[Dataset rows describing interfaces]
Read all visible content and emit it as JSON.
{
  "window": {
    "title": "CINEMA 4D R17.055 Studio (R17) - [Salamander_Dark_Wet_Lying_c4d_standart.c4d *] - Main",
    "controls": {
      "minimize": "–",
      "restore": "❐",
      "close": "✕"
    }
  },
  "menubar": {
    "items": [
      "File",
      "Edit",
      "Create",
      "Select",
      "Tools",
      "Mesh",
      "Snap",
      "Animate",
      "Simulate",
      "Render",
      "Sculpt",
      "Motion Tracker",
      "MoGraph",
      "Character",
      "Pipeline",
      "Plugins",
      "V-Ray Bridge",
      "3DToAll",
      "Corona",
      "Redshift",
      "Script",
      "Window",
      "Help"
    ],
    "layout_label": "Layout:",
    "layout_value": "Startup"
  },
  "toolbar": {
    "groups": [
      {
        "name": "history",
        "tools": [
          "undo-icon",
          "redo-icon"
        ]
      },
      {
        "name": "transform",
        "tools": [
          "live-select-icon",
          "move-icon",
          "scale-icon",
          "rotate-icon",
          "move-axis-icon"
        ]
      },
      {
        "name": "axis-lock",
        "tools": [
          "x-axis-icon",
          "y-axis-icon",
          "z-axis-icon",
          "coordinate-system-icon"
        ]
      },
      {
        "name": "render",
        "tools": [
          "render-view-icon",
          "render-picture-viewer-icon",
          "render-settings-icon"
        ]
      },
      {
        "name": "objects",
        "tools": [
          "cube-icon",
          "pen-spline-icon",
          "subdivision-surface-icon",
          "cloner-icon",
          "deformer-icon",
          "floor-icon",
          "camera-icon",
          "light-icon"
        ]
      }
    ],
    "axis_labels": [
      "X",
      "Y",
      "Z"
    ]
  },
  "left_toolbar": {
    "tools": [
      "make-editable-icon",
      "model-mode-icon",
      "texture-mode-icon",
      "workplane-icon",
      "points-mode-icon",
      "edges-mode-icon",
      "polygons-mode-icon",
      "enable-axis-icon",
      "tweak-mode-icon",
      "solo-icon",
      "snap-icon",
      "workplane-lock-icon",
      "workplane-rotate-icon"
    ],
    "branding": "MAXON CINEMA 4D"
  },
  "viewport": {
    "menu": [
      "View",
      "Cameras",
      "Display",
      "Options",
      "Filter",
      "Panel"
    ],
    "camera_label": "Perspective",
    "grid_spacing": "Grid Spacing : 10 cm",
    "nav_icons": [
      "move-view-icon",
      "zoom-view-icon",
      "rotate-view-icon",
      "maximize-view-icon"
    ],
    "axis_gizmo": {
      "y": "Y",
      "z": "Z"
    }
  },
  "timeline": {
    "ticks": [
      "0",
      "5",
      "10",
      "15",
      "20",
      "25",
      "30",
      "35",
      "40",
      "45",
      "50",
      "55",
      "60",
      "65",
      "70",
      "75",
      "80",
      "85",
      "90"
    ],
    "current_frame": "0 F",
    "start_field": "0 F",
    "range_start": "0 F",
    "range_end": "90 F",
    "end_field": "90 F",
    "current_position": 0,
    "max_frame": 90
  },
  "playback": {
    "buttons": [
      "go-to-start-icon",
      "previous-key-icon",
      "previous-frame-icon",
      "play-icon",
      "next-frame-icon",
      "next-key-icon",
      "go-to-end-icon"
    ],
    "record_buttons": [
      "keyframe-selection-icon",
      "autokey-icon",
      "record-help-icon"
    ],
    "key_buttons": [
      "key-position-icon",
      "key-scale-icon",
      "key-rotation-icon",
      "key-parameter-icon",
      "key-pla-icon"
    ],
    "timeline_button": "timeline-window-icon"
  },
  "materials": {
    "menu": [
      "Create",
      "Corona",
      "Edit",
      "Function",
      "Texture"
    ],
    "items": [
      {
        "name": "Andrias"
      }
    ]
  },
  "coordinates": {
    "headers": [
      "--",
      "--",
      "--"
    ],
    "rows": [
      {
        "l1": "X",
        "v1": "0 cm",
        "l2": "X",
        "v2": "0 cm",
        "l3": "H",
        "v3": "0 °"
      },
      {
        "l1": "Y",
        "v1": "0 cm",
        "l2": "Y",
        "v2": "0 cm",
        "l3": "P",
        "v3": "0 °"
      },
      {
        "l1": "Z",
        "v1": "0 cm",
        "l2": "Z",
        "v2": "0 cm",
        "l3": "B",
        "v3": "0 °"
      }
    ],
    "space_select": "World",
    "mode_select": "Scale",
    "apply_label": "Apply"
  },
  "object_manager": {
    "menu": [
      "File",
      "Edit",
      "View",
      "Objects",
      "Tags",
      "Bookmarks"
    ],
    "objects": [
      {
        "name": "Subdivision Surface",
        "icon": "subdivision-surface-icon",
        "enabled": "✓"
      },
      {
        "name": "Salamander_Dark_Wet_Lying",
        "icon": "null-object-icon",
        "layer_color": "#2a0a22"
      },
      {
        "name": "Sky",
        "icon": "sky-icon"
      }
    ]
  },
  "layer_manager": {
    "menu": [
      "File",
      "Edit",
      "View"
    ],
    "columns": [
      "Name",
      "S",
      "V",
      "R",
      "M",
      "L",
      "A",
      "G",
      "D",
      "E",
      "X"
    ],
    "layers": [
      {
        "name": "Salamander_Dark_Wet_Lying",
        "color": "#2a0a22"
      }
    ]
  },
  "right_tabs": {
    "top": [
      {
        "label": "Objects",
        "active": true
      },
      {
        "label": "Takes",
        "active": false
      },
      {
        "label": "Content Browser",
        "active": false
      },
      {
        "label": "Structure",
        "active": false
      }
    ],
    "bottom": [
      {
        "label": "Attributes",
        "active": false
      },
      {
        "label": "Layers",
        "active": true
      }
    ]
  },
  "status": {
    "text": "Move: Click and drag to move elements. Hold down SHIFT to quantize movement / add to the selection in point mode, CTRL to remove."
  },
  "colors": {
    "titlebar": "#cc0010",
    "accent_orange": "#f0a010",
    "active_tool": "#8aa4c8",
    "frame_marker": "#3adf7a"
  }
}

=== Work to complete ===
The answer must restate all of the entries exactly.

=== Output for this task ===
Read all visible content and emit it as JSON.
{
  "window": {
    "title": "CINEMA 4D R17.055 Studio (R17) - [Salamander_Dark_Wet_Lying_c4d_standart.c4d *] - Main",
    "controls": {
      "minimize": "–",
      "restore": "❐",
      "close": "✕"
    }
  },
  "menubar": {
    "items": [
      "File",
      "Edit",
      "Create",
      "Select",
      "Tools",
      "Mesh",
      "Snap",
      "Animate",
      "Simulate",
      "Render",
      "Sculpt",
      "Motion Tracker",
      "MoGraph",
      "Character",
      "Pipeline",
      "Plugins",
      "V-Ray Bridge",
      "3DToAll",
      "Corona",
      "Redshift",
      "Script",
      "Window",
      "Help"
    ],
    "layout_label": "Layout:",
    "layout_value": "Startup"
  },
  "toolbar": {
    "groups": [
      {
        "name": "history",
        "tools": [
          "undo-icon",
          "redo-icon"
        ]
      },
      {
        "name": "transform",
        "tools": [
          "live-select-icon",
          "move-icon",
          "scale-icon",
          "rotate-icon",
          "move-axis-icon"
        ]
      },
      {
        "name": "axis-lock",
        "tools": [
          "x-axis-icon",
          "y-axis-icon",
          "z-axis-icon",
          "coordinate-system-icon"
        ]
      },
      {
        "name": "render",
        "tools": [
          "render-view-icon",
          "render-picture-viewer-icon",
          "render-settings-icon"
        ]
      },
      {
        "name": "objects",
        "tools": [
          "cube-icon",
          "pen-spline-icon",
          "subdivision-surface-icon",
          "cloner-icon",
          "deformer-icon",
          "floor-icon",
          "camera-icon",
          "light-icon"
        ]
      }
    ],
    "axis_labels": [
      "X",
      "Y",
      "Z"
    ]
  },
  "left_toolbar": {
    "tools": [
      "make-editable-icon",
      "model-mode-icon",
      "texture-mode-icon",
      "workplane-icon",
      "points-mode-icon",
      "edges-mode-icon",
      "polygons-mode-icon",
      "enable-axis-icon",
      "tweak-mode-icon",
      "solo-icon",
      "snap-icon",
      "workplane-lock-icon",
      "workplane-rotate-icon"
    ],
    "branding": "MAXON CINEMA 4D"
  },
  "viewport": {
    "menu": [
      "View",
      "Cameras",
      "Display",
      "Options",
      "Filter",
      "Panel"
    ],
    "camera_label": "Perspective",
    "grid_spacing": "Grid Spacing : 10 cm",
    "nav_icons": [
      "move-view-icon",
      "zoom-view-icon",
      "rotate-view-icon",
      "maximize-view-icon"
    ],
    "axis_gizmo": {
      "y": "Y",
      "z": "Z"
    }
  },
  "timeline": {
    "ticks": [
      "0",
      "5",
      "10",
      "15",
      "20",
      "25",
      "30",
      "35",
      "40",
      "45",
      "50",
      "55",
      "60",
      "65",
      "70",
      "75",
      "80",
      "85",
      "90"
    ],
    "current_frame": "0 F",
    "start_field": "0 F",
    "range_start": "0 F",
    "range_end": "90 F",
    "end_field": "90 F",
    "current_position": 0,
    "max_frame": 90
  },
  "playback": {
    "buttons": [
      "go-to-start-icon",
      "previous-key-icon",
      "previous-frame-icon",
      "play-icon",
      "next-frame-icon",
      "next-key-icon",
      "go-to-end-icon"
    ],
    "record_buttons": [
      "keyframe-selection-icon",
      "autokey-icon",
      "record-help-icon"
    ],
    "key_buttons": [
      "key-position-icon",
      "key-scale-icon",
      "key-rotation-icon",
      "key-parameter-icon",
      "key-pla-icon"
    ],
    "timeline_button": "timeline-window-icon"
  },
  "materials": {
    "menu": [
      "Create",
      "Corona",
      "Edit",
      "Function",
      "Texture"
    ],
    "items": [
      {
        "name": "Andrias"
      }
    ]
  },
  "coordinates": {
    "headers": [
      "--",
      "--",
      "--"
    ],
    "rows": [
      {
        "l1": "X",
        "v1": "0 cm",
        "l2": "X",
        "v2": "0 cm",
        "l3": "H",
        "v3": "0 °"
      },
      {
        "l1": "Y",
        "v1": "0 cm",
        "l2": "Y",
        "v2": "0 cm",
        "l3": "P",
        "v3": "0 °"
      },
      {
        "l1": "Z",
        "v1": "0 cm",
        "l2": "Z",
        "v2": "0 cm",
        "l3": "B",
        "v3": "0 °"
      }
    ],
    "space_select": "World",
    "mode_select": "Scale",
    "apply_label": "Apply"
  },
  "object_manager": {
    "menu": [
      "File",
      "Edit",
      "View",
      "Objects",
      "Tags",
      "Bookmarks"
    ],
    "objects": [
      {
        "name": "Subdivision Surface",
        "icon": "subdivision-surface-icon",
        "enabled": "✓"
      },
      {
        "name": "Salamander_Dark_Wet_Lying",
        "icon": "null-object-icon",
        "layer_color": "#2a0a22"
      },
      {
        "name": "Sky",
        "icon": "sky-icon"
      }
    ]
  },
  "layer_manager": {
    "menu": [
      "File",
      "Edit",
      "View"
    ],
    "columns": [
      "Name",
      "S",
      "V",
      "R",
      "M",
      "L",
      "A",
      "G",
      "D",
      "E",
      "X"
    ],
    "layers": [
      {
        "name": "Salamander_Dark_Wet_Lying",
        "color": "#2a0a22"
      }
    ]
  },
  "right_tabs": {
    "top": [
      {
        "label": "Objects",
        "active": true
      },
      {
        "label": "Takes",
        "active": false
      },
      {
        "label": "Content Browser",
        "active": false
      },
      {
        "label": "Structure",
        "active": false
      }
    ],
    "bottom": [
      {
        "label": "Attributes",
        "active": false
      },
      {
        "label": "Layers",
        "active": true
      }
    ]
  },
  "status": {
    "text": "Move: Click and drag to move elements. Hold down SHIFT to quantize movement / add to the selection in point mode, CTRL to remove."
  },
  "colors": {
    "titlebar": "#cc0010",
    "accent_orange": "#f0a010",
    "active_tool": "#8aa4c8",
    "frame_marker": "#3adf7a"
  }
}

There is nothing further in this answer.